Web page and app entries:
'''

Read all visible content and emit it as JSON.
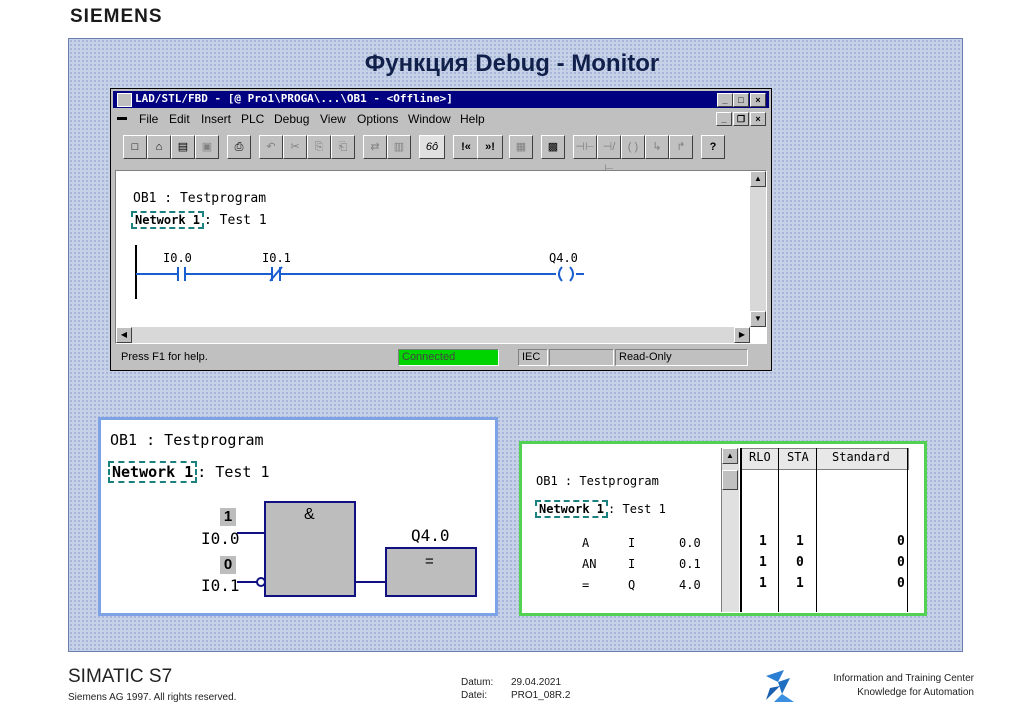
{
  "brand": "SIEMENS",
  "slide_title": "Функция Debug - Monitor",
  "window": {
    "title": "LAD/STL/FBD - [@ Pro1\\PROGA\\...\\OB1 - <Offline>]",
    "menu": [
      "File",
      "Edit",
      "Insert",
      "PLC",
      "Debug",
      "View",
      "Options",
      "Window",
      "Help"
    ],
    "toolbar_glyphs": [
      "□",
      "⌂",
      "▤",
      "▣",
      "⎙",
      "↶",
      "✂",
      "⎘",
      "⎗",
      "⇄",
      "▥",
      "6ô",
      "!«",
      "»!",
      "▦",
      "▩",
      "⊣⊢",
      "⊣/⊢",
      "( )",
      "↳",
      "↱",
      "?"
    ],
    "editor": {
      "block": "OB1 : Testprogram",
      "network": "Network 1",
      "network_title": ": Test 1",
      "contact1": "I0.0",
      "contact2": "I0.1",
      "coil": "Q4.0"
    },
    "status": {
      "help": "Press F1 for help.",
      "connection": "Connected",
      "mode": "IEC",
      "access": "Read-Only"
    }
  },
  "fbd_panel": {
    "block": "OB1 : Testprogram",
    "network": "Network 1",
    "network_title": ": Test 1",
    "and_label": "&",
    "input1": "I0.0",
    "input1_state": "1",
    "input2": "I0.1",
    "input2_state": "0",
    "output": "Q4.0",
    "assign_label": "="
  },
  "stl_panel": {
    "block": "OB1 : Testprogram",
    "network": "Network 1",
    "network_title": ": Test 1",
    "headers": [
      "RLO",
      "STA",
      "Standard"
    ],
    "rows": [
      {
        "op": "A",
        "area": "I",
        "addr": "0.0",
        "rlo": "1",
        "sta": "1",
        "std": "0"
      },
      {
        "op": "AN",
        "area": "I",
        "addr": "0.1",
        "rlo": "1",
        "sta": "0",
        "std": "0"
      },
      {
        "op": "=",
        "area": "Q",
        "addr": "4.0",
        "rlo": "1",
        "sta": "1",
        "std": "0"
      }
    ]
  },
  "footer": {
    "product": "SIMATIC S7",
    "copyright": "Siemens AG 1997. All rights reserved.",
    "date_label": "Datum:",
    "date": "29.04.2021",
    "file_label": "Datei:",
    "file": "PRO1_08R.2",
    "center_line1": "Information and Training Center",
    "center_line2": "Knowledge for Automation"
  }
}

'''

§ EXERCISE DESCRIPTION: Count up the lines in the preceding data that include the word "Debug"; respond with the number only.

§ ANSWER SPACE: 2